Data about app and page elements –
------------------------

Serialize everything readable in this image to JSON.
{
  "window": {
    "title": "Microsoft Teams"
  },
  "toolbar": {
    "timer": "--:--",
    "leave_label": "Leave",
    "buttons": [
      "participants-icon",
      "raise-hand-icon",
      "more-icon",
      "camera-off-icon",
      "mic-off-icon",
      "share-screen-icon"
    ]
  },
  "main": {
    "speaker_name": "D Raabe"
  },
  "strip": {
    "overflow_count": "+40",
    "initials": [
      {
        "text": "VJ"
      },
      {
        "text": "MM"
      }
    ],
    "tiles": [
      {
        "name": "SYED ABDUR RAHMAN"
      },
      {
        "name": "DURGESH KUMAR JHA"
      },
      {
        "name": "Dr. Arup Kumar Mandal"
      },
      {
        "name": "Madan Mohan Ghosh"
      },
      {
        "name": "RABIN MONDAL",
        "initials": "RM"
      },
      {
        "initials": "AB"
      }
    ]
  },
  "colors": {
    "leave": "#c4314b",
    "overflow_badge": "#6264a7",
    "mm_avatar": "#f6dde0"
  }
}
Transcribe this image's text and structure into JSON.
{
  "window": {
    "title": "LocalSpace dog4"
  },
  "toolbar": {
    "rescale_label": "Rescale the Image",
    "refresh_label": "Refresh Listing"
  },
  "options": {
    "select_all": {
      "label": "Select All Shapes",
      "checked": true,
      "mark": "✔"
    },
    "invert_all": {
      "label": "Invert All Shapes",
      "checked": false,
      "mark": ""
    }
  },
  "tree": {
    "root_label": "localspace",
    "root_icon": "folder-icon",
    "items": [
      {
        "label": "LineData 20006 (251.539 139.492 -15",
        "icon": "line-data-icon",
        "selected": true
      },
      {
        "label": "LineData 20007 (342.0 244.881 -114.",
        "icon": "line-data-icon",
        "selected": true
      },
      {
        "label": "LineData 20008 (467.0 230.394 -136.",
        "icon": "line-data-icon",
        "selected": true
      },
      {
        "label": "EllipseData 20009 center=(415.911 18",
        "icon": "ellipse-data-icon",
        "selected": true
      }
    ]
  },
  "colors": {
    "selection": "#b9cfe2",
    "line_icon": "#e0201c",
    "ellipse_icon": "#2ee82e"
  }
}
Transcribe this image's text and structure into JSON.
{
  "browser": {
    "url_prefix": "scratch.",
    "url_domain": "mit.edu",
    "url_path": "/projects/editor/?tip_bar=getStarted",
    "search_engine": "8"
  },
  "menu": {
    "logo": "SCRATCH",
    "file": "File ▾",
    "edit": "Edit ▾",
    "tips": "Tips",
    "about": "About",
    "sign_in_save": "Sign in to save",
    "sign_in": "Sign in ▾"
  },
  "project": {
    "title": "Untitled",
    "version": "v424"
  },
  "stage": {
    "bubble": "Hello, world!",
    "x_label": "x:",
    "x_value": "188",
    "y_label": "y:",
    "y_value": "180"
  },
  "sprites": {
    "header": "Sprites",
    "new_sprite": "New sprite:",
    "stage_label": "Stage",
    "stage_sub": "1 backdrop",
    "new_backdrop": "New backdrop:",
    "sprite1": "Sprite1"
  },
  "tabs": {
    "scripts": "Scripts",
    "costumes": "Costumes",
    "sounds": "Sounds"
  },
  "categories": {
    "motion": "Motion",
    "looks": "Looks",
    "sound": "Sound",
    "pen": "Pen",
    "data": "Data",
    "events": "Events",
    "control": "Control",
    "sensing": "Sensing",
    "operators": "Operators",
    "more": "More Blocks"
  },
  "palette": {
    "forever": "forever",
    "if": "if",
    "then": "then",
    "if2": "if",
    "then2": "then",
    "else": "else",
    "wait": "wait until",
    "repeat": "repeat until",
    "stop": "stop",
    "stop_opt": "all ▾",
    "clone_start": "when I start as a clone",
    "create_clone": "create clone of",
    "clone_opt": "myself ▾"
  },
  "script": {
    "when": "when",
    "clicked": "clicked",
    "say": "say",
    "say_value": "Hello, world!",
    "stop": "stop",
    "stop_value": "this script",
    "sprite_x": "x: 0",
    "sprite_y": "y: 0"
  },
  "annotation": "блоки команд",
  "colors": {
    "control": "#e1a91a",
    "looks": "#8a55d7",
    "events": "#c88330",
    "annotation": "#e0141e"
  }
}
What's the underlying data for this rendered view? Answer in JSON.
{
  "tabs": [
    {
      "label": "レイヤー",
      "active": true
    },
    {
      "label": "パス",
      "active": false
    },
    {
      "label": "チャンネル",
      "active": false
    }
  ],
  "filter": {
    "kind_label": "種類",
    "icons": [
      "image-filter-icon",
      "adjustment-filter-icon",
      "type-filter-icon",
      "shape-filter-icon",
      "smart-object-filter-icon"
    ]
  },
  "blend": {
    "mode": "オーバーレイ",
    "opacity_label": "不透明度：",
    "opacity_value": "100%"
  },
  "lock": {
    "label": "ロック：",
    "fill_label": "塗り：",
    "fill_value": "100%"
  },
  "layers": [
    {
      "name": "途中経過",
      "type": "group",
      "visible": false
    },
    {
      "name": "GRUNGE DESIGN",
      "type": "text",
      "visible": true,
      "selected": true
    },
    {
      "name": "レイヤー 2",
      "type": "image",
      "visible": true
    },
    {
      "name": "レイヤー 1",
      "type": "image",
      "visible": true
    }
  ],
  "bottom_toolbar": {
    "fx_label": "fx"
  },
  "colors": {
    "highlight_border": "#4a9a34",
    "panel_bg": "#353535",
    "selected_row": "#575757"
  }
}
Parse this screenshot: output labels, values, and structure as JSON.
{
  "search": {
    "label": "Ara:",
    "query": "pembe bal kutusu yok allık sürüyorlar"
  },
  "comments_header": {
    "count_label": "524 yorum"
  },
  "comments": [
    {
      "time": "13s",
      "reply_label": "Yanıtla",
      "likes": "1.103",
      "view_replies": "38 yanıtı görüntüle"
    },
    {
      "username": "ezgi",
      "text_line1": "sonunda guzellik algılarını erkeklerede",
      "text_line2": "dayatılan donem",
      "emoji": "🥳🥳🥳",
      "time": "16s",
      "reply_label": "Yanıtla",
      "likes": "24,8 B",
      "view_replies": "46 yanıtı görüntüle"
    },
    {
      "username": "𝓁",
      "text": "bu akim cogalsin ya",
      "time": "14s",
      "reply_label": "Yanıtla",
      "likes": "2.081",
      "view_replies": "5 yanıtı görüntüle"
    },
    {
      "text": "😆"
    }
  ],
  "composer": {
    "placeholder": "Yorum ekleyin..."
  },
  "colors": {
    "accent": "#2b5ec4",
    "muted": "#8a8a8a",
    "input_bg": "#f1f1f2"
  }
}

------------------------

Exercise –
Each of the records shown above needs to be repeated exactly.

Result for this exercise –
Serialize everything readable in this image to JSON.
{
  "window": {
    "title": "Microsoft Teams"
  },
  "toolbar": {
    "timer": "--:--",
    "leave_label": "Leave",
    "buttons": [
      "participants-icon",
      "raise-hand-icon",
      "more-icon",
      "camera-off-icon",
      "mic-off-icon",
      "share-screen-icon"
    ]
  },
  "main": {
    "speaker_name": "D Raabe"
  },
  "strip": {
    "overflow_count": "+40",
    "initials": [
      {
        "text": "VJ"
      },
      {
        "text": "MM"
      }
    ],
    "tiles": [
      {
        "name": "SYED ABDUR RAHMAN"
      },
      {
        "name": "DURGESH KUMAR JHA"
      },
      {
        "name": "Dr. Arup Kumar Mandal"
      },
      {
        "name": "Madan Mohan Ghosh"
      },
      {
        "name": "RABIN MONDAL",
        "initials": "RM"
      },
      {
        "initials": "AB"
      }
    ]
  },
  "colors": {
    "leave": "#c4314b",
    "overflow_badge": "#6264a7",
    "mm_avatar": "#f6dde0"
  }
}
Transcribe this image's text and structure into JSON.
{
  "window": {
    "title": "LocalSpace dog4"
  },
  "toolbar": {
    "rescale_label": "Rescale the Image",
    "refresh_label": "Refresh Listing"
  },
  "options": {
    "select_all": {
      "label": "Select All Shapes",
      "checked": true,
      "mark": "✔"
    },
    "invert_all": {
      "label": "Invert All Shapes",
      "checked": false,
      "mark": ""
    }
  },
  "tree": {
    "root_label": "localspace",
    "root_icon": "folder-icon",
    "items": [
      {
        "label": "LineData 20006 (251.539 139.492 -15",
        "icon": "line-data-icon",
        "selected": true
      },
      {
        "label": "LineData 20007 (342.0 244.881 -114.",
        "icon": "line-data-icon",
        "selected": true
      },
      {
        "label": "LineData 20008 (467.0 230.394 -136.",
        "icon": "line-data-icon",
        "selected": true
      },
      {
        "label": "EllipseData 20009 center=(415.911 18",
        "icon": "ellipse-data-icon",
        "selected": true
      }
    ]
  },
  "colors": {
    "selection": "#b9cfe2",
    "line_icon": "#e0201c",
    "ellipse_icon": "#2ee82e"
  }
}
Transcribe this image's text and structure into JSON.
{
  "browser": {
    "url_prefix": "scratch.",
    "url_domain": "mit.edu",
    "url_path": "/projects/editor/?tip_bar=getStarted",
    "search_engine": "8"
  },
  "menu": {
    "logo": "SCRATCH",
    "file": "File ▾",
    "edit": "Edit ▾",
    "tips": "Tips",
    "about": "About",
    "sign_in_save": "Sign in to save",
    "sign_in": "Sign in ▾"
  },
  "project": {
    "title": "Untitled",
    "version": "v424"
  },
  "stage": {
    "bubble": "Hello, world!",
    "x_label": "x:",
    "x_value": "188",
    "y_label": "y:",
    "y_value": "180"
  },
  "sprites": {
    "header": "Sprites",
    "new_sprite": "New sprite:",
    "stage_label": "Stage",
    "stage_sub": "1 backdrop",
    "new_backdrop": "New backdrop:",
    "sprite1": "Sprite1"
  },
  "tabs": {
    "scripts": "Scripts",
    "costumes": "Costumes",
    "sounds": "Sounds"
  },
  "categories": {
    "motion": "Motion",
    "looks": "Looks",
    "sound": "Sound",
    "pen": "Pen",
    "data": "Data",
    "events": "Events",
    "control": "Control",
    "sensing": "Sensing",
    "operators": "Operators",
    "more": "More Blocks"
  },
  "palette": {
    "forever": "forever",
    "if": "if",
    "then": "then",
    "if2": "if",
    "then2": "then",
    "else": "else",
    "wait": "wait until",
    "repeat": "repeat until",
    "stop": "stop",
    "stop_opt": "all ▾",
    "clone_start": "when I start as a clone",
    "create_clone": "create clone of",
    "clone_opt": "myself ▾"
  },
  "script": {
    "when": "when",
    "clicked": "clicked",
    "say": "say",
    "say_value": "Hello, world!",
    "stop": "stop",
    "stop_value": "this script",
    "sprite_x": "x: 0",
    "sprite_y": "y: 0"
  },
  "annotation": "блоки команд",
  "colors": {
    "control": "#e1a91a",
    "looks": "#8a55d7",
    "events": "#c88330",
    "annotation": "#e0141e"
  }
}
What's the underlying data for this rendered view? Answer in JSON.
{
  "tabs": [
    {
      "label": "レイヤー",
      "active": true
    },
    {
      "label": "パス",
      "active": false
    },
    {
      "label": "チャンネル",
      "active": false
    }
  ],
  "filter": {
    "kind_label": "種類",
    "icons": [
      "image-filter-icon",
      "adjustment-filter-icon",
      "type-filter-icon",
      "shape-filter-icon",
      "smart-object-filter-icon"
    ]
  },
  "blend": {
    "mode": "オーバーレイ",
    "opacity_label": "不透明度：",
    "opacity_value": "100%"
  },
  "lock": {
    "label": "ロック：",
    "fill_label": "塗り：",
    "fill_value": "100%"
  },
  "layers": [
    {
      "name": "途中経過",
      "type": "group",
      "visible": false
    },
    {
      "name": "GRUNGE DESIGN",
      "type": "text",
      "visible": true,
      "selected": true
    },
    {
      "name": "レイヤー 2",
      "type": "image",
      "visible": true
    },
    {
      "name": "レイヤー 1",
      "type": "image",
      "visible": true
    }
  ],
  "bottom_toolbar": {
    "fx_label": "fx"
  },
  "colors": {
    "highlight_border": "#4a9a34",
    "panel_bg": "#353535",
    "selected_row": "#575757"
  }
}
Parse this screenshot: output labels, values, and structure as JSON.
{
  "search": {
    "label": "Ara:",
    "query": "pembe bal kutusu yok allık sürüyorlar"
  },
  "comments_header": {
    "count_label": "524 yorum"
  },
  "comments": [
    {
      "time": "13s",
      "reply_label": "Yanıtla",
      "likes": "1.103",
      "view_replies": "38 yanıtı görüntüle"
    },
    {
      "username": "ezgi",
      "text_line1": "sonunda guzellik algılarını erkeklerede",
      "text_line2": "dayatılan donem",
      "emoji": "🥳🥳🥳",
      "time": "16s",
      "reply_label": "Yanıtla",
      "likes": "24,8 B",
      "view_replies": "46 yanıtı görüntüle"
    },
    {
      "username": "𝓁",
      "text": "bu akim cogalsin ya",
      "time": "14s",
      "reply_label": "Yanıtla",
      "likes": "2.081",
      "view_replies": "5 yanıtı görüntüle"
    },
    {
      "text": "😆"
    }
  ],
  "composer": {
    "placeholder": "Yorum ekleyin..."
  },
  "colors": {
    "accent": "#2b5ec4",
    "muted": "#8a8a8a",
    "input_bg": "#f1f1f2"
  }
}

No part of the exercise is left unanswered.